Ward 3 Coun. Claude Berthiaume said he supports new security measures meant to protect staff working in Tom Davies Square, but questions the restrictions being imposed at public meetings.
“We had the operations and the community services and operations committee meetings last week, and we had a security officer at the meeting,” Berthiaume said Tuesday. “There was no one there except for our media. I know they might be vicious, but I'm just wondering if we're going overboard on this security issue.”
“Some citizens like to come to our meetings, but I know at some of the meetings, our citizens were asked what they were doing there, why they were coming here,” Berthiaume said. “Our meetings are open to the public, and we should be more relaxed on this issue. We should have a review of these measures.
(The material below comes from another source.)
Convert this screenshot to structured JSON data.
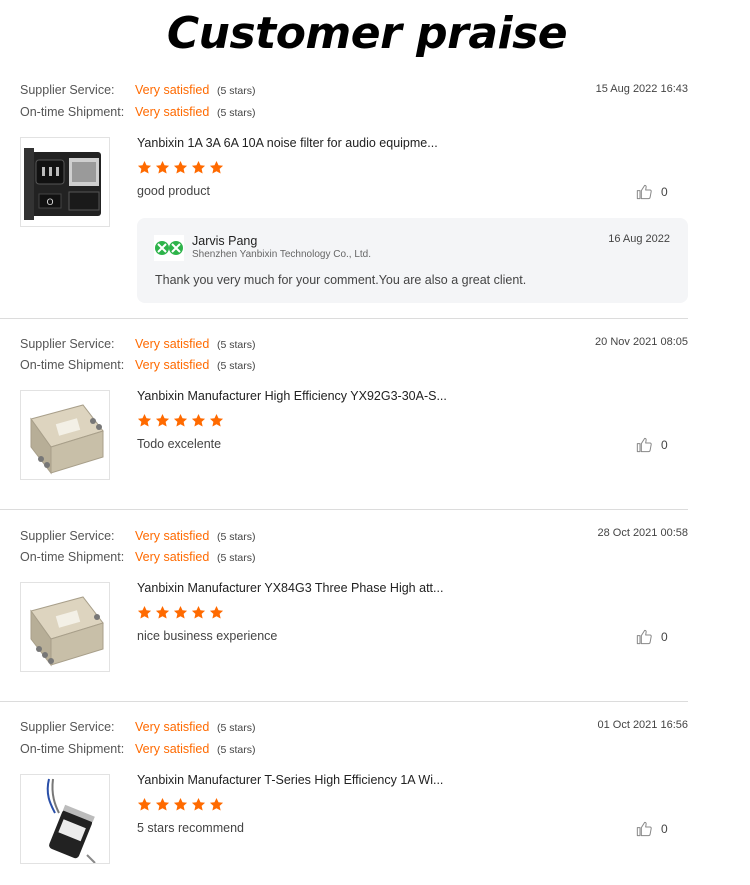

“I understand that we want more security for our staff. And we were probably lax in the past … But to put the imposition on the media – make them wear cards identifying themselves, especially when they've been covering the meetings for years. We recognize these people. For new media people, I could see it. But for people who have been coming for years, to put this kind of imposition on them, I think we have a problem.”
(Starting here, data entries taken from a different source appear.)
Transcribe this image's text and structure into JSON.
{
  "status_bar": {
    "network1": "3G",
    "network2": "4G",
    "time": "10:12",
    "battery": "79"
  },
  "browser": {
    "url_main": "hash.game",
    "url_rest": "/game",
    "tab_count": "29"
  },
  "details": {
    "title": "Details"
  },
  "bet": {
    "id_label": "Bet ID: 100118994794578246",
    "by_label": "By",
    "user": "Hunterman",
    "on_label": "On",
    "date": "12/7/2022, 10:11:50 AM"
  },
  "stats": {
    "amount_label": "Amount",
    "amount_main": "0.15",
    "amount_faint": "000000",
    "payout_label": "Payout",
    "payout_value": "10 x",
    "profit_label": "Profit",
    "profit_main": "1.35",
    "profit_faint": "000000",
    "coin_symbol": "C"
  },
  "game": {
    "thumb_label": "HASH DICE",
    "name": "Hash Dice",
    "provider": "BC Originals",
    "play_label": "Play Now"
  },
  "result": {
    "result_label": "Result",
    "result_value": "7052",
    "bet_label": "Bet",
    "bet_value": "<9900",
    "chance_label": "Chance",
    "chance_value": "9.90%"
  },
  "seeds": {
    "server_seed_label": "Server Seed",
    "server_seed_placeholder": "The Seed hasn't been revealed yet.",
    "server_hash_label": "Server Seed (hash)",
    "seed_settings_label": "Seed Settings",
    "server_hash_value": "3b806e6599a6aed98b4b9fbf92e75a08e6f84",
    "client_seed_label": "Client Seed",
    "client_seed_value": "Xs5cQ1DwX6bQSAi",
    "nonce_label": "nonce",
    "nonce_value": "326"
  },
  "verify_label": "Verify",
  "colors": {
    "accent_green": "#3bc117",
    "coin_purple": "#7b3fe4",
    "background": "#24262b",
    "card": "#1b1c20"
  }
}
Berthiaume said if there was a large crowd at a meeting, he could see the need for a more visible security presence. But he questioned the wisdom of imposing blanket restrictions in the name of improving security.
“I understand, for staff, no problem. We were lax and we needed to do something about that. But for council meetings? Committee meetings? I'm not sure.
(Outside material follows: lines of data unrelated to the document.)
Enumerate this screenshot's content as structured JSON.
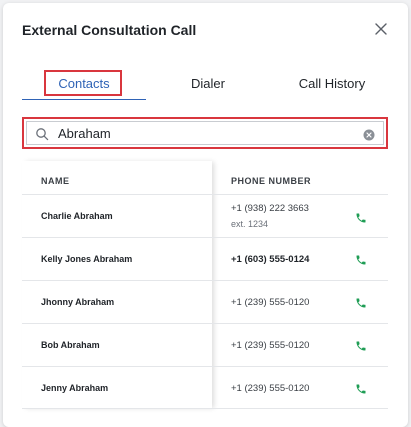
{
  "dialog": {
    "title": "External Consultation Call",
    "close_icon": "close-icon"
  },
  "tabs": [
    {
      "label": "Contacts",
      "active": true
    },
    {
      "label": "Dialer",
      "active": false
    },
    {
      "label": "Call History",
      "active": false
    }
  ],
  "search": {
    "icon": "search-icon",
    "value": "Abraham",
    "clear_icon": "clear-circle-icon"
  },
  "table": {
    "headers": {
      "name": "NAME",
      "phone": "PHONE NUMBER"
    },
    "rows": [
      {
        "name": "Charlie Abraham",
        "phone": "+1 (938) 222 3663",
        "ext": "ext. 1234"
      },
      {
        "name": "Kelly Jones Abraham",
        "phone": "+1 (603) 555-0124"
      },
      {
        "name": "Jhonny Abraham",
        "phone": "+1 (239) 555-0120"
      },
      {
        "name": "Bob Abraham",
        "phone": "+1 (239) 555-0120"
      },
      {
        "name": "Jenny Abraham",
        "phone": "+1 (239) 555-0120"
      }
    ],
    "call_icon": "phone-icon"
  },
  "colors": {
    "accent": "#2f63b6",
    "highlight": "#d9363e",
    "call_green": "#1f9d55"
  }
}
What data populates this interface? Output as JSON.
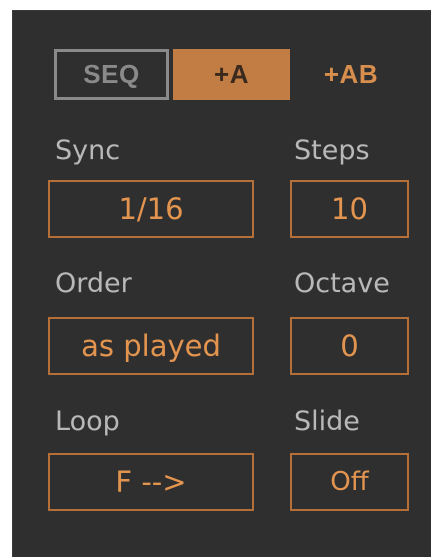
{
  "mode_tabs": {
    "seq": "SEQ",
    "a": "+A",
    "ab": "+AB",
    "active": "+A"
  },
  "sync": {
    "label": "Sync",
    "value": "1/16"
  },
  "steps": {
    "label": "Steps",
    "value": "10"
  },
  "order": {
    "label": "Order",
    "value": "as played"
  },
  "octave": {
    "label": "Octave",
    "value": "0"
  },
  "loop": {
    "label": "Loop",
    "value": "F -->"
  },
  "slide": {
    "label": "Slide",
    "value": "Off"
  },
  "colors": {
    "panel": "#2f2f2f",
    "accent": "#c27d45",
    "accent_text": "#e39550",
    "label_text": "#b8b8b8",
    "inactive_border": "#8a8a8a"
  }
}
“If there's a large crowd, I can see the need to have a security officer there. But when there's hardly any people like tonight? I can't see why we need the presence of security.”
Doug Nadorozny, the city's chief administrative officer, said there's some “flexibility” when it comes to the new rules, and agreed to take another look.
“We can certainly take the councillor's comments back and see if there's something we can adjust,” Nadorozny said. “We had a discussion about committee meetings earlier, so there's certainly some flexibility there. So we'll get back to council.”
In an interview in early March, Nadorozny told Northern Life that the new measures were driven by staff concerns expressed in employee surveys. They began by requiring staff to wear ID cards, to give employees a safe way to identify whomever they are dealing with.
“We do not want it to appear that we're living in fear or a lockdown -- it's none of those things,” he said. “It's just a good, prudent way to manage our building and to manage our relationships with our employees.”
When asked why the city wouldn't just boost security presence for meetings expected to be controversial, Nadorozny said suddenly adding guards or police might aggravate the risk of problems. But heightening security for all meetings sends the message that they're taking the issue seriously.
“Not to say if there was a serious threat, we wouldn't do whatever we had to if we did have to enhance security, but I think what we'd prefer to do is slowly set a new tone for the way were going to manage all of our meetings.”
Since the interview, the city withdrew its requirement for media to divulge their Twitter and Facebook IDs. However, the city still reserves the right to define who is media and who is not, and to withdraw accreditation at any time for any reason. Nadorozny said that's standard language, but doubted there would ever be problems.
“I don't want you to think we've done anything that leads you to believe there’s a risk of you showing up at a council meeting and all of a sudden saying, 'oh, sorry, your accreditation has been pulled.'
“It's not the intent to be intrusive.”